Work to complete → Word for word, write out all the entries below, omitting every picture.

§

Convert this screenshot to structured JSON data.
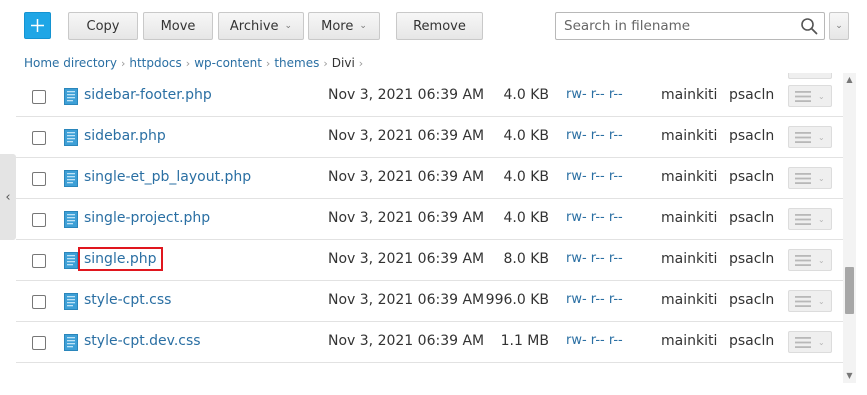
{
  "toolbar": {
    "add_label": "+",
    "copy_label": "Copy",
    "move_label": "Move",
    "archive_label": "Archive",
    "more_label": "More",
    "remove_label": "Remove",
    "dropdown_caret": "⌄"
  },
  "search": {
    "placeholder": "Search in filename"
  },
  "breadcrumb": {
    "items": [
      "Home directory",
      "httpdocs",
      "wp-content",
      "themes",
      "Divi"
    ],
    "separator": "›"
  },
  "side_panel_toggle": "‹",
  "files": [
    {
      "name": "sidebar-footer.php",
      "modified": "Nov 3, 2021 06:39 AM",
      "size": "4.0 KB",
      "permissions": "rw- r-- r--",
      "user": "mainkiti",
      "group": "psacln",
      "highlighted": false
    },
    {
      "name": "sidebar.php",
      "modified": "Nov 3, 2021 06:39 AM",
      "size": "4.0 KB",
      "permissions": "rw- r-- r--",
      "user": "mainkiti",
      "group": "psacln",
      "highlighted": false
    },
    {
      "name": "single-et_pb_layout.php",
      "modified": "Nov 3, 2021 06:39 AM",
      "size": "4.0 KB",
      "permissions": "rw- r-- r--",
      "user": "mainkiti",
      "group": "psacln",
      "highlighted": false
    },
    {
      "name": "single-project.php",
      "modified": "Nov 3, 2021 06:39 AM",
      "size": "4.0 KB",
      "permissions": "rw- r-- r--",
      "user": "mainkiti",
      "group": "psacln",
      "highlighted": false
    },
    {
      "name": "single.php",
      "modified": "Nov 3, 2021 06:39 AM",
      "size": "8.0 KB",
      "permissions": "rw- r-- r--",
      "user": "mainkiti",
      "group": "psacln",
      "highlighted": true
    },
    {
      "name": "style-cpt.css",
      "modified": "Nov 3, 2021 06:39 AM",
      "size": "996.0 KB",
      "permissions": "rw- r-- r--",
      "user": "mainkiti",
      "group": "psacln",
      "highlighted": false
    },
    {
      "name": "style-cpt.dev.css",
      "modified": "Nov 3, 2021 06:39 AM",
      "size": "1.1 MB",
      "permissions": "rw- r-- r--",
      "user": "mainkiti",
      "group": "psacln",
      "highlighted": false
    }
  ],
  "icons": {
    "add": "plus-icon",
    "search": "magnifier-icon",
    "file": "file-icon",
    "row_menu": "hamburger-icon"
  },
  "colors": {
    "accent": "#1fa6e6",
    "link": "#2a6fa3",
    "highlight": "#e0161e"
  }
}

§

Problem solution →
Convert this screenshot to structured JSON data.
{
  "toolbar": {
    "add_label": "+",
    "copy_label": "Copy",
    "move_label": "Move",
    "archive_label": "Archive",
    "more_label": "More",
    "remove_label": "Remove",
    "dropdown_caret": "⌄"
  },
  "search": {
    "placeholder": "Search in filename"
  },
  "breadcrumb": {
    "items": [
      "Home directory",
      "httpdocs",
      "wp-content",
      "themes",
      "Divi"
    ],
    "separator": "›"
  },
  "side_panel_toggle": "‹",
  "files": [
    {
      "name": "sidebar-footer.php",
      "modified": "Nov 3, 2021 06:39 AM",
      "size": "4.0 KB",
      "permissions": "rw- r-- r--",
      "user": "mainkiti",
      "group": "psacln",
      "highlighted": false
    },
    {
      "name": "sidebar.php",
      "modified": "Nov 3, 2021 06:39 AM",
      "size": "4.0 KB",
      "permissions": "rw- r-- r--",
      "user": "mainkiti",
      "group": "psacln",
      "highlighted": false
    },
    {
      "name": "single-et_pb_layout.php",
      "modified": "Nov 3, 2021 06:39 AM",
      "size": "4.0 KB",
      "permissions": "rw- r-- r--",
      "user": "mainkiti",
      "group": "psacln",
      "highlighted": false
    },
    {
      "name": "single-project.php",
      "modified": "Nov 3, 2021 06:39 AM",
      "size": "4.0 KB",
      "permissions": "rw- r-- r--",
      "user": "mainkiti",
      "group": "psacln",
      "highlighted": false
    },
    {
      "name": "single.php",
      "modified": "Nov 3, 2021 06:39 AM",
      "size": "8.0 KB",
      "permissions": "rw- r-- r--",
      "user": "mainkiti",
      "group": "psacln",
      "highlighted": true
    },
    {
      "name": "style-cpt.css",
      "modified": "Nov 3, 2021 06:39 AM",
      "size": "996.0 KB",
      "permissions": "rw- r-- r--",
      "user": "mainkiti",
      "group": "psacln",
      "highlighted": false
    },
    {
      "name": "style-cpt.dev.css",
      "modified": "Nov 3, 2021 06:39 AM",
      "size": "1.1 MB",
      "permissions": "rw- r-- r--",
      "user": "mainkiti",
      "group": "psacln",
      "highlighted": false
    }
  ],
  "icons": {
    "add": "plus-icon",
    "search": "magnifier-icon",
    "file": "file-icon",
    "row_menu": "hamburger-icon"
  },
  "colors": {
    "accent": "#1fa6e6",
    "link": "#2a6fa3",
    "highlight": "#e0161e"
  }
}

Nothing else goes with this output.